▸ WORK TASK
Keep only those lines of the records that include the string "title".
*****
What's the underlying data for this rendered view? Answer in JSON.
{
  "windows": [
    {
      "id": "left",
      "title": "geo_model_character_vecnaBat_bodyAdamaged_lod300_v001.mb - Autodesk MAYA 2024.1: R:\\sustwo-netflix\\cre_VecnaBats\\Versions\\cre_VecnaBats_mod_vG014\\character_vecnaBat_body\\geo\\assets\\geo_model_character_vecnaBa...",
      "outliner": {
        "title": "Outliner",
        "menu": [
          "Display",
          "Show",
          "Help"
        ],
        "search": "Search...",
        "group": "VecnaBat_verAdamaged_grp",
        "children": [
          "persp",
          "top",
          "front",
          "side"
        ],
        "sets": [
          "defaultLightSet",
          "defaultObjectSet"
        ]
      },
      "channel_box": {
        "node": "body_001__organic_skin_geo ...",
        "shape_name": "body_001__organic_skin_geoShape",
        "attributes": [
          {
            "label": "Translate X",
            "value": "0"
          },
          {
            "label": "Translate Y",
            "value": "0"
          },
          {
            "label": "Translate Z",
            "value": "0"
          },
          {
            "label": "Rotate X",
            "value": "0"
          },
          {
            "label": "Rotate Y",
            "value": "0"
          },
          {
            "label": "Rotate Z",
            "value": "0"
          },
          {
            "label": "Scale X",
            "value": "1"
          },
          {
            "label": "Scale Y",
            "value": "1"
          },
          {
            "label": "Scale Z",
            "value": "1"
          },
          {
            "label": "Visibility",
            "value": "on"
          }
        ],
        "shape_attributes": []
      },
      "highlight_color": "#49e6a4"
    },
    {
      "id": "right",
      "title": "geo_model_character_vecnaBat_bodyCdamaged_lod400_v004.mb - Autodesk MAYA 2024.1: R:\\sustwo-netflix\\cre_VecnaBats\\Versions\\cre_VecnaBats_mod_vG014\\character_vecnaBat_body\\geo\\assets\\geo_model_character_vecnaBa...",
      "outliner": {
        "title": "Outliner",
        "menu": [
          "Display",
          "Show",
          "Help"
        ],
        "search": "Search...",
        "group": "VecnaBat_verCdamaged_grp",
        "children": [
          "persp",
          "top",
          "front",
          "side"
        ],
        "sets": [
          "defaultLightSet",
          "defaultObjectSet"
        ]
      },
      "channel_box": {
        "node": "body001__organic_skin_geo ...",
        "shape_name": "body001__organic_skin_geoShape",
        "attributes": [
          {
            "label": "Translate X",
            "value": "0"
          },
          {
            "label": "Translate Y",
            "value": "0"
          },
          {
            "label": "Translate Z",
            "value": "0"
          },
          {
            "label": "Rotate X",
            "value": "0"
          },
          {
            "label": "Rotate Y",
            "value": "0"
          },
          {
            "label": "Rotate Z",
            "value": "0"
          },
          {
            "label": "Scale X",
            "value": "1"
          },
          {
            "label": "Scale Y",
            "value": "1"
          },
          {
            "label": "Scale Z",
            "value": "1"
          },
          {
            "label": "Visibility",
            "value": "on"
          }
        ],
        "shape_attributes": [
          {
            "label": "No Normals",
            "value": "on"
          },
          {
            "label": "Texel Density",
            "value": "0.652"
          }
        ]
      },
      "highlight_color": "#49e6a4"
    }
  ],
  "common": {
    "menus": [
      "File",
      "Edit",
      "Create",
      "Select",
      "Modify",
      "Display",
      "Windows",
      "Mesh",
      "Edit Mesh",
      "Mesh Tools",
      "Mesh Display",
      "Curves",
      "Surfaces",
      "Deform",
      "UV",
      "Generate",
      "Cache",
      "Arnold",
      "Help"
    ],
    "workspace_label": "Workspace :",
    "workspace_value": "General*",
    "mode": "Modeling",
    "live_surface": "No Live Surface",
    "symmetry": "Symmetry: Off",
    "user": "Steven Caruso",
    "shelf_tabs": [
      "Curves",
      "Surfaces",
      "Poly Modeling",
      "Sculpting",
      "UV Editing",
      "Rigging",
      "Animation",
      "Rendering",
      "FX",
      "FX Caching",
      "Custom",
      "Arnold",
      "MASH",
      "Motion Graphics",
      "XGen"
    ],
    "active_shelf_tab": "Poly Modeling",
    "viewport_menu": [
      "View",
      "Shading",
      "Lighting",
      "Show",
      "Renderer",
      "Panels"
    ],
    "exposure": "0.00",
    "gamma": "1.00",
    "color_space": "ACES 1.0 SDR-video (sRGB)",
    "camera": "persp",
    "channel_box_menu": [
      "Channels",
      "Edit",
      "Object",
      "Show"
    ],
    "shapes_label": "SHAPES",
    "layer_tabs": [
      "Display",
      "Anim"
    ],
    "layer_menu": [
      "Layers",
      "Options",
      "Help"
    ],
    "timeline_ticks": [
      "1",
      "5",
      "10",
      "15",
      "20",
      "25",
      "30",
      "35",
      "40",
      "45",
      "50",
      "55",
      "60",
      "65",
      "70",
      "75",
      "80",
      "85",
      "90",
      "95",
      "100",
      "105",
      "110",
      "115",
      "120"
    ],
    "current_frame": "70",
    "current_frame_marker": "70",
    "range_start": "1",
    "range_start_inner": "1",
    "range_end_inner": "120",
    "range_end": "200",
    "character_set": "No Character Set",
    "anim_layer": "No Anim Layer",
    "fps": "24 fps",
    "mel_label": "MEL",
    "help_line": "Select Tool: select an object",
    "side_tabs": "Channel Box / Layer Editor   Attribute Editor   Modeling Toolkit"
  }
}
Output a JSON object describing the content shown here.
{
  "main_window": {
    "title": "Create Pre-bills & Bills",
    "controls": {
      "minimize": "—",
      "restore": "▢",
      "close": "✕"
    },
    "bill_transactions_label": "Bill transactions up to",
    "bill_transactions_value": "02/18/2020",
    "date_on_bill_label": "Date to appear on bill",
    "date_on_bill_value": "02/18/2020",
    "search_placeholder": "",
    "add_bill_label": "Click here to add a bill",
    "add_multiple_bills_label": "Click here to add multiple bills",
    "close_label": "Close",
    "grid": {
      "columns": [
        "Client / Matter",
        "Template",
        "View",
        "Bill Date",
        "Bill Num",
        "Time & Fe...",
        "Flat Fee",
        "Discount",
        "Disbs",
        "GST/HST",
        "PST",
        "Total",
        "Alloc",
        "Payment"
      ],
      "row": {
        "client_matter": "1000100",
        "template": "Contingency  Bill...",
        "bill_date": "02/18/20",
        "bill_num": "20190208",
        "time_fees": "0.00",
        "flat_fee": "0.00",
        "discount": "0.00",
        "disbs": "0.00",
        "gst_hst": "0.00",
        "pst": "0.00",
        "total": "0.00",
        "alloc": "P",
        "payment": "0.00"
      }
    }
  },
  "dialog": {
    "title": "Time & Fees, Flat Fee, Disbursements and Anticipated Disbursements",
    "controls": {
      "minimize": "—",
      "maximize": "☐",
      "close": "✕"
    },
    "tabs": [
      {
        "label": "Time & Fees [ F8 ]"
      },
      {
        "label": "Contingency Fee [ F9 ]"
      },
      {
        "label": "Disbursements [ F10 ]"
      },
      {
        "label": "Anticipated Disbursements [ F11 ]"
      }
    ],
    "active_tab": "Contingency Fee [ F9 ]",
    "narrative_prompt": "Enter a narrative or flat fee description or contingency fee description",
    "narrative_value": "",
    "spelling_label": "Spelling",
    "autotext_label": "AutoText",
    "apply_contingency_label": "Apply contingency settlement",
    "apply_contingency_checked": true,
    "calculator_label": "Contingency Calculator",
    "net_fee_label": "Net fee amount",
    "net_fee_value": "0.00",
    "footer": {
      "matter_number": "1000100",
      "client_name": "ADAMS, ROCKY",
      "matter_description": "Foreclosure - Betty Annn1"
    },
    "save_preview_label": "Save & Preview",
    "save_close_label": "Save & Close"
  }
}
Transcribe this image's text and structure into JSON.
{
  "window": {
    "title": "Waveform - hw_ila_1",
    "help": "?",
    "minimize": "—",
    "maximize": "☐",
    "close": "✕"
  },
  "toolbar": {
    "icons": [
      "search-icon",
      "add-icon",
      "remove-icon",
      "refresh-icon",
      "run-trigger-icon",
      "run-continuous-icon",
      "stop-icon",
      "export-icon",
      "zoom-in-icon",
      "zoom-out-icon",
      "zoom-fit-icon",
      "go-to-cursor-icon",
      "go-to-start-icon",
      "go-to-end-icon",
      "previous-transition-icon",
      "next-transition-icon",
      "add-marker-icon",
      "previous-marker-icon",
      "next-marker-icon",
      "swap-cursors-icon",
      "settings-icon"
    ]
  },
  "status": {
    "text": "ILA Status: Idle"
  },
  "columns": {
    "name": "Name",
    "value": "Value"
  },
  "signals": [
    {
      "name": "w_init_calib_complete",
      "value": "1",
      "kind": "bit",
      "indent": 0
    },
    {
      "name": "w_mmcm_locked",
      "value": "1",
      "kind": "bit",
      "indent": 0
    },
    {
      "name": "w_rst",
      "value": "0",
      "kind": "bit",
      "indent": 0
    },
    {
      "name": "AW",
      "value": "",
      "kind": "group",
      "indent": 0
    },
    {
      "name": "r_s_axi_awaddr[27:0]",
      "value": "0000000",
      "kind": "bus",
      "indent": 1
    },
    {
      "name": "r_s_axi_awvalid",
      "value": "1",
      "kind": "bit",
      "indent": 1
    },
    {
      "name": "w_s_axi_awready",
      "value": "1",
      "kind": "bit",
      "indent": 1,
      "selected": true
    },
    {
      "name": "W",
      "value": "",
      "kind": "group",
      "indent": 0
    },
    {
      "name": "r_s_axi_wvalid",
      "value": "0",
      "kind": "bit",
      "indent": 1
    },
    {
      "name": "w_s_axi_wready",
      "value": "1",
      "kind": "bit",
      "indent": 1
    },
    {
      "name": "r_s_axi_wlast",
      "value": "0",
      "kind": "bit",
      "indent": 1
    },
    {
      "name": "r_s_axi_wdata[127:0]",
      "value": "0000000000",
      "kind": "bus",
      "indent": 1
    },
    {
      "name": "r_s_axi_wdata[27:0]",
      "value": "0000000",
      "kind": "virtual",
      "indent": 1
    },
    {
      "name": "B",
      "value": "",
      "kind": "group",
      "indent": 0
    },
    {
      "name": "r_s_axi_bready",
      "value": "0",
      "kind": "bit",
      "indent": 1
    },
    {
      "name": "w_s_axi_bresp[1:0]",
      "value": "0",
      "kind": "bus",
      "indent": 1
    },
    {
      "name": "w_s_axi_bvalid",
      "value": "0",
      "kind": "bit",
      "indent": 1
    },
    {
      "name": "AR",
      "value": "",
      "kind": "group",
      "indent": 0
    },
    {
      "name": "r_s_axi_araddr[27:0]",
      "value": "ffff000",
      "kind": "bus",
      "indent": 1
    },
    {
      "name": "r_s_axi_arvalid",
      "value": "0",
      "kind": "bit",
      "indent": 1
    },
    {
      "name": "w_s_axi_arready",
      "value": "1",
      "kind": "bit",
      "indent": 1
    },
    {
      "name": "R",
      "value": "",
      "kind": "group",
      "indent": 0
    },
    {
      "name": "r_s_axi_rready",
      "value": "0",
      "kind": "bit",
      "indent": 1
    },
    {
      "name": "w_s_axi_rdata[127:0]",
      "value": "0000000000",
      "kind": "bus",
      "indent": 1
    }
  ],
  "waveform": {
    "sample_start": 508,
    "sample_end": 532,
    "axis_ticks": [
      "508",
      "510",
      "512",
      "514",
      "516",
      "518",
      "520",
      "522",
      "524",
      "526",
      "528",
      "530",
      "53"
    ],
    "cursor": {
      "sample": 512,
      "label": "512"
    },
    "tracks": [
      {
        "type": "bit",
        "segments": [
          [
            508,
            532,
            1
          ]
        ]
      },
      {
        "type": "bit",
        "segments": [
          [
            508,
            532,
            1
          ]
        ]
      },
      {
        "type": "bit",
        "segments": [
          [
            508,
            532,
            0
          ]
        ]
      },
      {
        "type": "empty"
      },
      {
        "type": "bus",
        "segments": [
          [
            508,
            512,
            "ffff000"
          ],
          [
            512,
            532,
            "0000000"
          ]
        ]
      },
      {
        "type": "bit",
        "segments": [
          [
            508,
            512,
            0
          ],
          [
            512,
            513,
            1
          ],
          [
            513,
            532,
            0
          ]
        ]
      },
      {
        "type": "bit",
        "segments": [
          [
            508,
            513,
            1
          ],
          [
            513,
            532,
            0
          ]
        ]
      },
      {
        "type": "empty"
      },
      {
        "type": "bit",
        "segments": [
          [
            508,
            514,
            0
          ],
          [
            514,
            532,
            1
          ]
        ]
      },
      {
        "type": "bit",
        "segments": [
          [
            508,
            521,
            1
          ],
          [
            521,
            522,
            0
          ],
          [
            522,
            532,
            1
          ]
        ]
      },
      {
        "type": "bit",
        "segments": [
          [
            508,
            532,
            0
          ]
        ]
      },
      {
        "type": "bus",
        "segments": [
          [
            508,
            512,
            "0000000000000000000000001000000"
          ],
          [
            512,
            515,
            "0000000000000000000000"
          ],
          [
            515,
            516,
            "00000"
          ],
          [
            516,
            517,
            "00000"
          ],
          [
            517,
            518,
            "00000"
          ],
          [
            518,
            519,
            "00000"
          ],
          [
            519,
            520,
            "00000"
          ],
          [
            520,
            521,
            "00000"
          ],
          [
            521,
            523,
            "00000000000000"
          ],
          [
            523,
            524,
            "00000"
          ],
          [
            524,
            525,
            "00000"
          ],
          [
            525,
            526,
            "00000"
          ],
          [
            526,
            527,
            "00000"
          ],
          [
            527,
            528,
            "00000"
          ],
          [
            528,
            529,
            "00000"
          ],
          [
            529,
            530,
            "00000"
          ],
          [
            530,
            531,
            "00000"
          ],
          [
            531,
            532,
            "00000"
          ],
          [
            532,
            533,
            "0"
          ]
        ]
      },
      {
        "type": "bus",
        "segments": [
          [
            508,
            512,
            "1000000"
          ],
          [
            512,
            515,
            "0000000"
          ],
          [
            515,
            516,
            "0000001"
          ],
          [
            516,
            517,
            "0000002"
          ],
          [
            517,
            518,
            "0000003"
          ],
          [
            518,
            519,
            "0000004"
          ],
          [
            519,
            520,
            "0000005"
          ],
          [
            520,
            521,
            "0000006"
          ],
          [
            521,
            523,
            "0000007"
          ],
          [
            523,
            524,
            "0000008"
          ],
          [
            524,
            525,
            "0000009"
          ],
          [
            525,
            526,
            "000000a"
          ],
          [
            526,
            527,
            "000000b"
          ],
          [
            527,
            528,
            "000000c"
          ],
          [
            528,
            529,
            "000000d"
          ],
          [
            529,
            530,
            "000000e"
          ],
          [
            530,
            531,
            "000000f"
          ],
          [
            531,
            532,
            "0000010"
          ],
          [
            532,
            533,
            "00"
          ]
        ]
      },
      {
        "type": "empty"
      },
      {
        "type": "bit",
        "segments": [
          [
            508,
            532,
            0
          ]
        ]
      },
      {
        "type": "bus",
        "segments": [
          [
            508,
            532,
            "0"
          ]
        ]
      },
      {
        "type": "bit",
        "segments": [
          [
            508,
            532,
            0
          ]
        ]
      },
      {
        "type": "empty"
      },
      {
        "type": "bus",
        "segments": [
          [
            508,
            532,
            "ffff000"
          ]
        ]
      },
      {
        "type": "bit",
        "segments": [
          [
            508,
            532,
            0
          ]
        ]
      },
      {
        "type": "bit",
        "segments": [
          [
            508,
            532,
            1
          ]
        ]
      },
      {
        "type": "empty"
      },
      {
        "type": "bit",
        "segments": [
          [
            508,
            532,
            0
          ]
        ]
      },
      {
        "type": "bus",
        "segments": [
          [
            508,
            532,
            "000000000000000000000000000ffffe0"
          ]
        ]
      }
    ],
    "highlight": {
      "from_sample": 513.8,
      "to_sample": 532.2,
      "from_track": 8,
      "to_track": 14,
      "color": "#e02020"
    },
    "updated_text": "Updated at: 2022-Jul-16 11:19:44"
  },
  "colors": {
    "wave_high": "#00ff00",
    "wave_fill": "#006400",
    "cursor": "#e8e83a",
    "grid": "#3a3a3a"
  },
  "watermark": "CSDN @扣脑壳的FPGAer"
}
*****
▸ RESPONSE TO THE EXERCISE
      "title": "geo_model_character_vecnaBat_bodyAdamaged_lod300_v001.mb - Autodesk MAYA 2024.1: R:\\sustwo-netflix\\cre_VecnaBats\\Versions\\cre_VecnaBats_mod_vG014\\character_vecnaBat_body\\geo\\assets\\geo_model_character_vecnaBa...",
        "title": "Outliner",
      "title": "geo_model_character_vecnaBat_bodyCdamaged_lod400_v004.mb - Autodesk MAYA 2024.1: R:\\sustwo-netflix\\cre_VecnaBats\\Versions\\cre_VecnaBats_mod_vG014\\character_vecnaBat_body\\geo\\assets\\geo_model_character_vecnaBa...",
        "title": "Outliner",
    "title": "Create Pre-bills & Bills",
    "title": "Time & Fees, Flat Fee, Disbursements and Anticipated Disbursements",
    "title": "Waveform - hw_ila_1",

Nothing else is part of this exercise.